Leffler said patients with DMD want to be able to move their bodies so they can preserve a degree of independence. Outcome measures based on timed performance are off point, she said.
“As my son will say, ‘Nobody cares about speed walking. I never wanted to speed walk and don't have any desire to do so. And it has nothing to do with my quality of life,’” she said...
Leffler showed videos, taken over seven months, that showed her son regain the ability to get into a car independently after receiving eteplirsen. That is not an outcome measure that a clinical trial would use—or that ICER considered in its assessment—but it is an outcome that is meaningful to a patient, she said.

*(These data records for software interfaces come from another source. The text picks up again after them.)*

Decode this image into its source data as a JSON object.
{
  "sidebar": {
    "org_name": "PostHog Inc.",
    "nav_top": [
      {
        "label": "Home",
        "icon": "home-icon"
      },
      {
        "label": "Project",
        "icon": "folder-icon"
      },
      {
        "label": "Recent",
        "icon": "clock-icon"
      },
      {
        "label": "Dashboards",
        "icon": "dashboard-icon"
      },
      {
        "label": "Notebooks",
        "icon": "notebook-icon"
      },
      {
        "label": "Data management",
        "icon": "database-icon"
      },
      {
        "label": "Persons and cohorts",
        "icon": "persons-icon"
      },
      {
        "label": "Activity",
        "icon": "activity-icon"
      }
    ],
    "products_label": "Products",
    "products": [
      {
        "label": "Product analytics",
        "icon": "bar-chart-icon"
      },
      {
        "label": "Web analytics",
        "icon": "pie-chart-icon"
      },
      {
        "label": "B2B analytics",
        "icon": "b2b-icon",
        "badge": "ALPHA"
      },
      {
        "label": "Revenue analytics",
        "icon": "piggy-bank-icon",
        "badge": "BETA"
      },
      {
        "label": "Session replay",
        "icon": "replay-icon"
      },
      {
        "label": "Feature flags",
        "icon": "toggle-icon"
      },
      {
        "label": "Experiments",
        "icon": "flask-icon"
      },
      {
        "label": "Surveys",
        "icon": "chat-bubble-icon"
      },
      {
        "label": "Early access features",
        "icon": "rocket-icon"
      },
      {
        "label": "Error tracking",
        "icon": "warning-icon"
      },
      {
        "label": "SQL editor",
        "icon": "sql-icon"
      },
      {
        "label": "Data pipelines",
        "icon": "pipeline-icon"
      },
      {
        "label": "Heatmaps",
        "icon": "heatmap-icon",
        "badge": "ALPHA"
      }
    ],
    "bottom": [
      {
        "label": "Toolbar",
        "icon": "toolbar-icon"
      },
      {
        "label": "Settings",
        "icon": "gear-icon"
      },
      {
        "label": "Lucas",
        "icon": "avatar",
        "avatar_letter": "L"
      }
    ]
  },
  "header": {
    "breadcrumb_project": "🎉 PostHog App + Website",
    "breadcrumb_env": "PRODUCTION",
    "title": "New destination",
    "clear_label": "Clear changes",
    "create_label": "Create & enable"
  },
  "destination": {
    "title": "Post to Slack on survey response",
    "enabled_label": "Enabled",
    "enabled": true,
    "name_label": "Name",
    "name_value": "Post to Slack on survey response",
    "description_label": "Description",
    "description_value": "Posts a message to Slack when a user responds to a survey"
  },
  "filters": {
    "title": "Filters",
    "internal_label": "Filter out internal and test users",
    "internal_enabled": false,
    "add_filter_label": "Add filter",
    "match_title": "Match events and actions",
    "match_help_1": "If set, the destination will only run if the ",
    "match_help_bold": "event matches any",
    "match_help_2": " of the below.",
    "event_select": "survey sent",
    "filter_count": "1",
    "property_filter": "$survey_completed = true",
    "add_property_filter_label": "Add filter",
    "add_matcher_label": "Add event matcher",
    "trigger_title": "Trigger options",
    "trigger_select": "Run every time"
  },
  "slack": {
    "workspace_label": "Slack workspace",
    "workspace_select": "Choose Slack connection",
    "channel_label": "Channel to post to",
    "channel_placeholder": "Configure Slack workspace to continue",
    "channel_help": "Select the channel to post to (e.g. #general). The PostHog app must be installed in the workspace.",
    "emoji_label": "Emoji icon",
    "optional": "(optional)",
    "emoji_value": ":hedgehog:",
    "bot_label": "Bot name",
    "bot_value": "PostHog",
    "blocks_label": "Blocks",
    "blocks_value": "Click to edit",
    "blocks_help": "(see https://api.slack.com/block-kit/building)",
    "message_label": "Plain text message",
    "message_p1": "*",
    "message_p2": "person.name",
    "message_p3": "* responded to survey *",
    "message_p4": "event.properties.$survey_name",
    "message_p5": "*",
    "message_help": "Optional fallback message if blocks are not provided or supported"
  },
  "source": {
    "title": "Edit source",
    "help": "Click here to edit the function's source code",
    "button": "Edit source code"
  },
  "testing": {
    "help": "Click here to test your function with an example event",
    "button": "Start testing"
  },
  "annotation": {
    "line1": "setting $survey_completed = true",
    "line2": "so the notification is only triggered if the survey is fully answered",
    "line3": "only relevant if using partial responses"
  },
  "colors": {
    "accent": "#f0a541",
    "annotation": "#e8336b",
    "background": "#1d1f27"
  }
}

Robert C. Griggs, MD, FAAN, a University of Rochester neurology professor who has directed a National Institutes of Health-funded training program in the Experimental Therapeutics of Neurological Disease for three decades, is convinced that eteplirsen and golodirsen are clinically effective.
“The evidence was less good for eteplirsen at the time of the (FDA) approval, but there's been subsequent evidence that is more impressive,” he said. “For (golodirsen), the evidence is very impressive.”
Peter Karachunski, MD, clinical director of the Paul and Sheila Wellstone Muscular Dystrophy Center at the University of Minnesota Medical School, said the high cost of eteplirsen has not been a barrier for most of his patients who are eligible because their insurers have approved coverage.
“My problem with the drug is not necessarily its cost; it's that it is really hard to see any perceptible benefit,” he said. “You just have to believe that it's working for any given person. So that's the challenge.”